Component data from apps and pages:
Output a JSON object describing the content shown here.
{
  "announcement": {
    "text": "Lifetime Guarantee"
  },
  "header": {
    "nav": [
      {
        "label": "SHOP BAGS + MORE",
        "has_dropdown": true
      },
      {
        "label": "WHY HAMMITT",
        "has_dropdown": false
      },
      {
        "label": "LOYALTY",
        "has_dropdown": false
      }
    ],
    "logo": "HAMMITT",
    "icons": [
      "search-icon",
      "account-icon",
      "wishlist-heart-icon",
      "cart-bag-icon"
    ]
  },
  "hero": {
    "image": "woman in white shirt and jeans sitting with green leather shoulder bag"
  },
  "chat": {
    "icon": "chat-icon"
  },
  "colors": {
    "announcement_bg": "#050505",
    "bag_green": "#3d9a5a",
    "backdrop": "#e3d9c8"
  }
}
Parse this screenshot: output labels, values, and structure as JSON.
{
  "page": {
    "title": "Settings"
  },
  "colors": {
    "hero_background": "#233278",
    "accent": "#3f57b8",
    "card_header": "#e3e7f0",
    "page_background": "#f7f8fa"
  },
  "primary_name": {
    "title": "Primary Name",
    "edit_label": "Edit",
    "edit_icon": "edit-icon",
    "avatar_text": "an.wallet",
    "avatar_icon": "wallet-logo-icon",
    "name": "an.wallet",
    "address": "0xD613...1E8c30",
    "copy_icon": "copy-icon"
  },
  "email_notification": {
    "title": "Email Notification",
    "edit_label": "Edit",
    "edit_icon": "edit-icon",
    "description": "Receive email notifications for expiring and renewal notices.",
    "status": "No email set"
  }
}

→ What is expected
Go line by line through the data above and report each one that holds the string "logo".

→ Expected output
    "logo": "HAMMITT",
    "avatar_icon": "wallet-logo-icon",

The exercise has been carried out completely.